|Citing Patent||Filing date||Publication date||Applicant||Title|
|US5457009 *||Mar 17, 1994||Oct 10, 1995||Fuji Photo Film Co., Ltd.||Silver halide photographic material and method for processing the same|
|U.S. Classification||430/248, 430/611, 430/233, 430/250|
|International Classification||G03C8/32, G03C8/24|
|Apr 12, 1984||AS||Assignment|
Owner name: FUJI PHOTO FILM CO., LTD., NO 210, NAKANUMA, MINAM
Free format text: ASSIGNMENT OF ASSIGNORS INTEREST.;ASSIGNOR:IDOTA, YOSHIO;REEL/FRAME:004248/0612
Effective date: 19840405
|Dec 3, 1985||CC||Certificate of correction|
|Dec 27, 1988||FPAY||Fee payment|
Year of fee payment: 4
|Dec 16, 1992||FPAY||Fee payment|
Year of fee payment: 8

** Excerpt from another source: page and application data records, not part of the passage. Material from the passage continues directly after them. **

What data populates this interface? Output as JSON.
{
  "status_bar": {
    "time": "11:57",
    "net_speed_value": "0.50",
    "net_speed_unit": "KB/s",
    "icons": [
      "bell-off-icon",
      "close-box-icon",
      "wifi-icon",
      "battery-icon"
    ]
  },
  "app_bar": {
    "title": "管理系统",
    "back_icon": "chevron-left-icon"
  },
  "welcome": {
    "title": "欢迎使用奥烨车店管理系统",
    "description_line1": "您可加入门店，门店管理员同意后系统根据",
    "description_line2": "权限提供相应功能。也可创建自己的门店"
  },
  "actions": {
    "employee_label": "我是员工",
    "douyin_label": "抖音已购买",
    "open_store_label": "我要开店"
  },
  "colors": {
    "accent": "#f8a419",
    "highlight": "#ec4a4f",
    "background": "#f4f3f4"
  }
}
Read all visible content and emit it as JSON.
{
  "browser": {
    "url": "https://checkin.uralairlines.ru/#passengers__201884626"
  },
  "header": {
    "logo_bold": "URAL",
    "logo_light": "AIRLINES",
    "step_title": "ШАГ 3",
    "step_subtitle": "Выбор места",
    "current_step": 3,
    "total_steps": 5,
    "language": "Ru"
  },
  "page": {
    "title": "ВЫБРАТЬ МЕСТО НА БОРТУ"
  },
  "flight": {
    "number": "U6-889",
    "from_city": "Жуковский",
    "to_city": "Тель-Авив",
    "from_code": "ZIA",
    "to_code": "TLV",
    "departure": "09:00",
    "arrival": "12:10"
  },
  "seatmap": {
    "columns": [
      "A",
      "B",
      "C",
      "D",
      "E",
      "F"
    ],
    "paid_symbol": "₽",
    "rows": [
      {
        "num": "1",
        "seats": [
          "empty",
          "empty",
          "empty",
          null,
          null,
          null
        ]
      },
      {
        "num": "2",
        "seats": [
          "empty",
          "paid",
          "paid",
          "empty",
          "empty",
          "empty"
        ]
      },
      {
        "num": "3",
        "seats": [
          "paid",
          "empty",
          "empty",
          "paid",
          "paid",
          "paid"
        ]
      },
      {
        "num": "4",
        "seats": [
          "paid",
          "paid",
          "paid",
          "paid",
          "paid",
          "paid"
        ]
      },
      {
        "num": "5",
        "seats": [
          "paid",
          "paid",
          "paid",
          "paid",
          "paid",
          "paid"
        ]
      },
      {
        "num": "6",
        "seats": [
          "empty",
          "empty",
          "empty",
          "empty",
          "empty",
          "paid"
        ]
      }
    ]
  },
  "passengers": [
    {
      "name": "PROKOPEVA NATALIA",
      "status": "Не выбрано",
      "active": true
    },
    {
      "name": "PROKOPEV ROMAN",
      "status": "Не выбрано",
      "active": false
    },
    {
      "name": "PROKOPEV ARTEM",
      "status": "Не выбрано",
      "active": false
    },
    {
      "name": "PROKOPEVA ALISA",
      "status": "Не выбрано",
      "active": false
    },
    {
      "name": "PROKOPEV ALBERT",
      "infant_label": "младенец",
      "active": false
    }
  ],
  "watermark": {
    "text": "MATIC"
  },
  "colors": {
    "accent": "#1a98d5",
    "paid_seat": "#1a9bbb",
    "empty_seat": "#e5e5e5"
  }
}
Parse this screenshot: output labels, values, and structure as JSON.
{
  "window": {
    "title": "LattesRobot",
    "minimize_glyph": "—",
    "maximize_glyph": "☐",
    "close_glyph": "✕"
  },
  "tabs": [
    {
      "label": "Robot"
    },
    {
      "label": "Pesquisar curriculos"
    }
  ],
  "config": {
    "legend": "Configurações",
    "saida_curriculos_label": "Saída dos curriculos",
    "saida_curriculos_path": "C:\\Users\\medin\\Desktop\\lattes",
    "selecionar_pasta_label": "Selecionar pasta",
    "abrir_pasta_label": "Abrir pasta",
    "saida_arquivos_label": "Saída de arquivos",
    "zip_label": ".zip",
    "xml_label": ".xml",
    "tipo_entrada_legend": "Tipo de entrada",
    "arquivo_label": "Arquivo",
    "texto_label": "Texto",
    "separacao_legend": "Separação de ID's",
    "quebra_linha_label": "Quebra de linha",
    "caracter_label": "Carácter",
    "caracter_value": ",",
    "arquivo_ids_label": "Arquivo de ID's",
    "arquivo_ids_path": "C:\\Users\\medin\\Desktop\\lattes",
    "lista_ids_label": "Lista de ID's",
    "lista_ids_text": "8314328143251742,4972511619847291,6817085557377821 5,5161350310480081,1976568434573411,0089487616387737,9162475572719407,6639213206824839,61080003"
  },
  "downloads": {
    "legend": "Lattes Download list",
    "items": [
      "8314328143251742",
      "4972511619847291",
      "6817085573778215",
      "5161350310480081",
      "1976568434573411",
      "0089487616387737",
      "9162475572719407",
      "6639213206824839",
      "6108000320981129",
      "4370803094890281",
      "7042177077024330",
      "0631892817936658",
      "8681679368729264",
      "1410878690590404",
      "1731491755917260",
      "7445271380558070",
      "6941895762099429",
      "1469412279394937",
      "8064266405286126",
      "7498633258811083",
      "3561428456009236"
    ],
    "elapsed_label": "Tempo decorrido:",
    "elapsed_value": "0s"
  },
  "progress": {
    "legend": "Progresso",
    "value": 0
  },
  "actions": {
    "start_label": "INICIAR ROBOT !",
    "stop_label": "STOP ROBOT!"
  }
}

|Dec 31, 1996||FPAY||Fee payment|
Year of fee payment: 12